EXERCISE DETAILS:
Across all the records below, how many lines contain "value"? Respond with only the number.

DATA RECORDS:
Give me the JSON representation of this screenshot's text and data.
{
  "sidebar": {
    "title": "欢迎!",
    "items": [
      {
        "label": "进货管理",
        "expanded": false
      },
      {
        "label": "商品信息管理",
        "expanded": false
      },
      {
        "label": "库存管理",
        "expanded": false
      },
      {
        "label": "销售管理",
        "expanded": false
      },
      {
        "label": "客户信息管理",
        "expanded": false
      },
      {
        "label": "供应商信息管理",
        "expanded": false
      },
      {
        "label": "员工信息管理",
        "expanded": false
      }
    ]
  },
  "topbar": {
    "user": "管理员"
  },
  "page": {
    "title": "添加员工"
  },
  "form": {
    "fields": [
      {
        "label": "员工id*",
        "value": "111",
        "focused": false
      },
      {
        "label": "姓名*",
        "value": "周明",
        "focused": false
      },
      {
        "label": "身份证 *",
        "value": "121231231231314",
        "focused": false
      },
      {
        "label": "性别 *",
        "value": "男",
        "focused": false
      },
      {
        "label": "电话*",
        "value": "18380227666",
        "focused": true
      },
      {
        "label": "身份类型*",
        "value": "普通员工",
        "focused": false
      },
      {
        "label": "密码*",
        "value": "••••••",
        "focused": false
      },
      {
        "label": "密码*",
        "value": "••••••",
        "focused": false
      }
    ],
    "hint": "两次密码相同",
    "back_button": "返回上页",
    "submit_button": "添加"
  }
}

SOLUTION TO THIS PROBLEM:
8